Lakeridge Health raises organ donation awareness
OSHAWA -- Every three days, someone in Ontario will die waiting for an organ or tissue transplant.
There are currently 1,600 people on a waiting list for life-saving organ and tissue transplants in Ontario. But only 17 per cent of people in the province with health cards are registered as donors. As a result, a lot of people will not receive their transplants in time.
"One of those people die every three days waiting on the transplant list," said Scott Skinner, director of hospital program with the Trillium Gift of Life Network. Staff and physicians at Lakeridge Health kicked off National Organ and Tissue Donation Awareness Week with a flag-raising ceremony in the hospital's courtyard on April 19. "Raising a flag today in the community sends a clear signal that not only the hospital but also the community supports organ and tissue donations," said Mr. Skinner.
Roger Wharmby, a recent kidney transplant recipient, took part in the flag-raising ceremony. After waiting nine years for a transplant, he finally got one 18 months ago. "It was kind of an anti-climax in a lot of ways because I was on the transplant waiting list for nine years. I had known about kidney issues for 30 years prior to the transplant," said Mr. Wharmby.
During the waiting period, he received four calls to get a transplant. Mr. Wharmby was rejected the first two times because he had infections. "Every time the phone rings long distance, you're thinking to yourself this is it," Mr. Wharmby said. He was called a third time, but he wasn't the first in line as recipient. "I was in the hospital but I didn't get the transplant," he said. "It was like you had a ticket to a baseball game, but you don't go in the park."
The fourth call was a charm for Mr. Wharmby because he finally got his long-awaited transplant. "I got the call at 10 p.m. and I was the hospital for 11:30 p.m. It was 8 a.m. the following morning that they wheeled me into surgery." After the transplant, Mr. Wharmby added he got a huge part of his life back. "Before the transplant, I would sleep at least two or three hours every day because I didn't have energy to do anything."
People interested in becoming an organ and tissue donor can visit the Lakeridge Health websitewww.lakeridgehealth.on.ca and click on the Gift of Life button on the home page. From there they will be linked to the Trillium Gift of Life Network's online registration form. They can also access a form by visiting the Gift of Life website at www.giftoflife.on.ca.

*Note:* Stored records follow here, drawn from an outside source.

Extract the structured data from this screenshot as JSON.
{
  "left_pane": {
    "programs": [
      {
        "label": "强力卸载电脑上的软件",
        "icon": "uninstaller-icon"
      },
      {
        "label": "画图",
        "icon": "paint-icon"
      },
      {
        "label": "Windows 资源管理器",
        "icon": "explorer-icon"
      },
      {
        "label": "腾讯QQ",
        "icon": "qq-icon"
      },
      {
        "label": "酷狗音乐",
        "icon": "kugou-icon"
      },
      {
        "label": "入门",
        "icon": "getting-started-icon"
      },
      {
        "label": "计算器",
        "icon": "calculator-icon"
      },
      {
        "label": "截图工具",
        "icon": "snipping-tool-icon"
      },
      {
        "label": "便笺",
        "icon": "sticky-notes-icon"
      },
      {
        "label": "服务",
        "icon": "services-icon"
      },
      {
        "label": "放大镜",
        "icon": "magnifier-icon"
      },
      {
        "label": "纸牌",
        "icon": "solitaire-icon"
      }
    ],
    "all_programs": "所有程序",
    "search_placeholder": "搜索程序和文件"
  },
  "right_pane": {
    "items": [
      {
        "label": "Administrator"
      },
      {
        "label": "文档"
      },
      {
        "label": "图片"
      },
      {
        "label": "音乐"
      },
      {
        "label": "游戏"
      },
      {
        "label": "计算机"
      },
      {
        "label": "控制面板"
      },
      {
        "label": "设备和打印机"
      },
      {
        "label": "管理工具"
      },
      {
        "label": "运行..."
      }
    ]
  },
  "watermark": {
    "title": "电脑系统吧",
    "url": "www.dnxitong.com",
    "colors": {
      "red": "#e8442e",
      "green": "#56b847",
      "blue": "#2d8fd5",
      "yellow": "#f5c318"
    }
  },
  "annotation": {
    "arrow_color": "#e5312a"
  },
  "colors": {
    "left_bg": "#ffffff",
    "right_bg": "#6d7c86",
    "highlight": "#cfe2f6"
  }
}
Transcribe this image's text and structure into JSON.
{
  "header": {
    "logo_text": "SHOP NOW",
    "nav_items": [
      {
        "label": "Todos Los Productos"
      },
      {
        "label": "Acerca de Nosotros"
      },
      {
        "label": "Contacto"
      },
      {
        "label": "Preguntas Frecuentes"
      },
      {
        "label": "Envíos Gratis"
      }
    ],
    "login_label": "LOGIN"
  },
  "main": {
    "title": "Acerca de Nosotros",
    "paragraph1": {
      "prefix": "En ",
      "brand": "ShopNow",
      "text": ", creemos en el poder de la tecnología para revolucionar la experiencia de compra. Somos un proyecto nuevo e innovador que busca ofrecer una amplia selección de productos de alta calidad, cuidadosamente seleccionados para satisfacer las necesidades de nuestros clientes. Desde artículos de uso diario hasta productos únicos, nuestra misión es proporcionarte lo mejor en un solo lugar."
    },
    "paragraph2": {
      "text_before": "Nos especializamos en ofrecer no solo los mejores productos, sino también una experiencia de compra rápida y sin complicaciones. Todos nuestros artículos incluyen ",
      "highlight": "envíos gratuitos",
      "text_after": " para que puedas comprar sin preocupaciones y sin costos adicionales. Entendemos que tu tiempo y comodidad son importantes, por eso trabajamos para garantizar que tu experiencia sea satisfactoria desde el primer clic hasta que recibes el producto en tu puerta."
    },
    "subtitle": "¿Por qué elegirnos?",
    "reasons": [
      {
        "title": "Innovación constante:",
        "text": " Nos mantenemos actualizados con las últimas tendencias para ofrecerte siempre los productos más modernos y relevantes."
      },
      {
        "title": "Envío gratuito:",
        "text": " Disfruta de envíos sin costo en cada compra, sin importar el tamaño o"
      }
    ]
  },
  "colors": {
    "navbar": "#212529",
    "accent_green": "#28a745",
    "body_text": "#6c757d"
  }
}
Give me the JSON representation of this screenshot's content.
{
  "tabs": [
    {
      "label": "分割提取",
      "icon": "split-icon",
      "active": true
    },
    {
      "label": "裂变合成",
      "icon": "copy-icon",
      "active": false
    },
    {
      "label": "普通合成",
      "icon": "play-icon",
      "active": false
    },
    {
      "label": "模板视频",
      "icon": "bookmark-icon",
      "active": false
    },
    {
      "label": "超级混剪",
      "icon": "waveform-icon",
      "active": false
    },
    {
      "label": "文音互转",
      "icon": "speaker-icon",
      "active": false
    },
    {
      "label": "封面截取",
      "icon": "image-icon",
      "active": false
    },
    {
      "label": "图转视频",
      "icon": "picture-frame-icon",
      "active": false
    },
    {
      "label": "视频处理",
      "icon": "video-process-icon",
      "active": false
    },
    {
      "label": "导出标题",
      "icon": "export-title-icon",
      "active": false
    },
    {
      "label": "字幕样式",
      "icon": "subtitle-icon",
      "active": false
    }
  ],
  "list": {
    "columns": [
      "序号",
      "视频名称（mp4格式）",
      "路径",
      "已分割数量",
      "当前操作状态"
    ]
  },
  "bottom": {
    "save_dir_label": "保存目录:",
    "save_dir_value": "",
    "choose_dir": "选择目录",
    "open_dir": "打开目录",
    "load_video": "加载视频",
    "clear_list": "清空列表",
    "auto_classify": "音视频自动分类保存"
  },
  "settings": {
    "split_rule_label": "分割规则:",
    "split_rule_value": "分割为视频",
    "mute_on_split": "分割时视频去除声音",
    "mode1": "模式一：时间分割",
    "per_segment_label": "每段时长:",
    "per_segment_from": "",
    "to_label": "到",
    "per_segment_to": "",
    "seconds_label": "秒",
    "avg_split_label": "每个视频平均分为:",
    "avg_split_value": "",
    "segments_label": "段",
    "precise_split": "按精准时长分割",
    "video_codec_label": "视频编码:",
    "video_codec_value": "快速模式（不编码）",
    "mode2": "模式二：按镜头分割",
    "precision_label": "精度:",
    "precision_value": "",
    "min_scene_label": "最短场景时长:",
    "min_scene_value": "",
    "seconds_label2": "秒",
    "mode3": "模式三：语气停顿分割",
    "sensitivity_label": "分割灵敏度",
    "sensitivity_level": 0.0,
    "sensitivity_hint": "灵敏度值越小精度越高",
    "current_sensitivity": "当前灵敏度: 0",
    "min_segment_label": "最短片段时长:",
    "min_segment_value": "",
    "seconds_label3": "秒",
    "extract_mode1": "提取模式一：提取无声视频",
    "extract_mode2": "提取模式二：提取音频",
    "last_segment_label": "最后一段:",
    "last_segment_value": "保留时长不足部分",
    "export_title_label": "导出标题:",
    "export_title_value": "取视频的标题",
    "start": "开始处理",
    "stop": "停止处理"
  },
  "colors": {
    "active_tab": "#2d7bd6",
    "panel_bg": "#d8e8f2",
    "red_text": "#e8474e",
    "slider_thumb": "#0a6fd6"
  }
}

"We are working hard with programs like this so people know that we want them to register their intent to donate," Mr. Skinner said. There is no age requirement to donate. Last year, the oldest organ donor in Ontario was 90 years old.